An interesting report by Forrester Research, “The Risks of Do It Yourself Disaster Recovery” points to the fact that companies should think twice before cobbling together their own disaster recovery solutions.

The Forrester survey found that many firms today are taking a hybrid approach to disaster recovery, using a mix of in-house and outsourced solutions. Forrester cautions, however, that running  DR capabilities in-house poses unforeseen difficulties, including a lack of focus, funding, testing, and skills needed to make the homemade DR program a success. When it comes to preserving availability, uptime, and productivity in the event of a disaster, DIY solutions simply are not good enough.

The Dream vs. Reality of DIY DR
It is interesting to see that while companies who decide to bring disaster recovery in-house do it because they want more control over the infrastructure (39% of respondents) and believe they can deliver a better recovery capability (24%), once DR is implemented the reality is quite different. Take for example what organizations reported as being their top challenges when it comes to their in-house DR infrastructure and processes:

  • Lack of focus on DR relative to other IT projects
  • Lack of funding to keep DR infrastructure up to date
  • Lack of DR skills in-house
  • Not confident in ability to respond to a real disaster

Another telling sign that in-house disaster recovery solutions are not living up to expectations is shown in the stats related to DR testing as 59% of respondents report their DR tests or exercise were only somewhat successful with only some recovery objectives met.

Current Disaster Recovery Options
A few short years ago, the DIY trend was justified. There simply were not that many good disaster recovery solutions on the market that were reasonably priced, and with evolving technologies such as virtualization, IT departments felt compelled to either build a solution themselves or stitch together products from different vendors to meet their needs.

Today, there’s no need to go it alone when it comes to planning and implementing a DR solution. The advent of cloud computing has opened many possibilities now being exploited by different vendors and a new wave of services has been taking hold of the market. Even a new term, Recovery-as-a-Service, coined by Gartner, or Disaster Recovery-as-a-Service, which is how Forrester calls it, is now being used to demonstrate the capabilities of this new breed of DR.

When it comes to protecting your company’s data and applications, there is no need to do it yourself anymore. Besides, when calculating the TCO (total cost of ownership) of a DR solution it is inevitable that the DIY approach will end up being the more costly solution.
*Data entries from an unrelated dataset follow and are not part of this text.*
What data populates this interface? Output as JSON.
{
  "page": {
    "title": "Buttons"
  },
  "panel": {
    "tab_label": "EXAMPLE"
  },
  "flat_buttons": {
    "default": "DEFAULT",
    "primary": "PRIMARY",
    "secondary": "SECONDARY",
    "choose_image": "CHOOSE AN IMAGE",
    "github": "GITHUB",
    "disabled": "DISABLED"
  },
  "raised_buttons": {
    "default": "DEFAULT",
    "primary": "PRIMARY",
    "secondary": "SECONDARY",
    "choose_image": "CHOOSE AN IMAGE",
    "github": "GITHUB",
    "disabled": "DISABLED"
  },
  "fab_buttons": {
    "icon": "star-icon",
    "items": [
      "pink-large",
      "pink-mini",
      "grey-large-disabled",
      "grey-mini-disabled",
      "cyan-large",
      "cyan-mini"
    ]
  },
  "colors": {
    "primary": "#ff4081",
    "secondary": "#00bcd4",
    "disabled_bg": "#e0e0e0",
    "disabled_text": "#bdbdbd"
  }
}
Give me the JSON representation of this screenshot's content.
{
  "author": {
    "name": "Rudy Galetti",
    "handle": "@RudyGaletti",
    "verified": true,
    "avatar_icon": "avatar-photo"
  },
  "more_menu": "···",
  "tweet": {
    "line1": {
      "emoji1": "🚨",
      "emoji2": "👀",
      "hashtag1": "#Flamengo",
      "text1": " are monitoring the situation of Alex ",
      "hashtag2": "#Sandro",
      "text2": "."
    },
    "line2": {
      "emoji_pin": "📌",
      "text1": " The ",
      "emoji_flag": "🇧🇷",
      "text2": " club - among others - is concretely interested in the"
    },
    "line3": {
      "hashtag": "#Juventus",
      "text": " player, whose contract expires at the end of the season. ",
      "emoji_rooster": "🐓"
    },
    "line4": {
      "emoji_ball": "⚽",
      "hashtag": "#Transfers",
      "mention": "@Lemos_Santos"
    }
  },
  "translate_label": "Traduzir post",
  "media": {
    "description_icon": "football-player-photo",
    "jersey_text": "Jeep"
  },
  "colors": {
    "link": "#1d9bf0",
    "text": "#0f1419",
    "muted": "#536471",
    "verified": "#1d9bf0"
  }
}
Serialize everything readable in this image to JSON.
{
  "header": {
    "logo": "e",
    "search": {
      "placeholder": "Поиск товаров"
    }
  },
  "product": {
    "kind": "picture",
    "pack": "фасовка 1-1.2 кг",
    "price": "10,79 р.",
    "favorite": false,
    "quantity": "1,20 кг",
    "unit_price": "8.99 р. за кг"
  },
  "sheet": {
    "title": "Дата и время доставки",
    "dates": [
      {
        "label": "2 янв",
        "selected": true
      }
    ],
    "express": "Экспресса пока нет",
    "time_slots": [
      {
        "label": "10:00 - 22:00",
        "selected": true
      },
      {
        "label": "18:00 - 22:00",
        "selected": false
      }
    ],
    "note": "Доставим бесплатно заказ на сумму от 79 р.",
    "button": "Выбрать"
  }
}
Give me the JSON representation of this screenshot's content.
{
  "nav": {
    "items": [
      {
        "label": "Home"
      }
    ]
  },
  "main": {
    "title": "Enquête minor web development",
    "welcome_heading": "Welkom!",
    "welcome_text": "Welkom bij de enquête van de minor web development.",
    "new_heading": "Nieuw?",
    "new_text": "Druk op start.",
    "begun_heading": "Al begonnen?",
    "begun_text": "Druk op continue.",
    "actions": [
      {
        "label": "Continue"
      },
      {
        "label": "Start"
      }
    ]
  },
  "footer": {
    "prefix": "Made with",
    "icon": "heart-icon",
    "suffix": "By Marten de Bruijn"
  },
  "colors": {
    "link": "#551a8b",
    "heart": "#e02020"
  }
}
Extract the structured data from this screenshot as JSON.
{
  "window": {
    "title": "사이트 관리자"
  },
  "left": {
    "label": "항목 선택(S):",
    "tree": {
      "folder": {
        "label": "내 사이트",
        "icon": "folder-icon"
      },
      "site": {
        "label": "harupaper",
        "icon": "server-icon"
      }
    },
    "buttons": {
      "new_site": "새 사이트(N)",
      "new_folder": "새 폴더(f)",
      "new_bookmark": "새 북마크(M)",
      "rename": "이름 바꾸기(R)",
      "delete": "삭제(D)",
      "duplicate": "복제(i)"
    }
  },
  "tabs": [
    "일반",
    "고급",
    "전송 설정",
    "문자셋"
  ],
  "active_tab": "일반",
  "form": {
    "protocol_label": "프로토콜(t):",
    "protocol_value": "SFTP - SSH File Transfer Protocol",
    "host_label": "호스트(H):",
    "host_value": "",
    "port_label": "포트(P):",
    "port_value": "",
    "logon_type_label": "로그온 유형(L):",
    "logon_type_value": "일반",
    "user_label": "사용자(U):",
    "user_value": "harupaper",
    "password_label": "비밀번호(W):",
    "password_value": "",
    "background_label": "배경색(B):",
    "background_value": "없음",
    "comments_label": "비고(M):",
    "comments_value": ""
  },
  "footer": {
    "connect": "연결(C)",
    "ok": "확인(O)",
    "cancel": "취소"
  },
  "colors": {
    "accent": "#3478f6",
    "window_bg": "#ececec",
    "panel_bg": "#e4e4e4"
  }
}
As Forrester puts it:

“Many firms make the leap without fully considering the true costs”

Key questions to consider are:

  1. Do you have to expertise in-house to run and maintain an effective DR program?
  2. Can you ensure the ongoing funding to make the program successful?
  3. Can you dedicate proper resources to the program?
  4. Can you ensure a consistent testing and exercise regimen?
  5. Will you be able to keep focus for continuous improvement of the program?

For more details on how to calculate the TCO of your own DR solution and even when evaluating different vendors, check out this online presentation on “5 Criteria to Select a Business Continuity Solution.”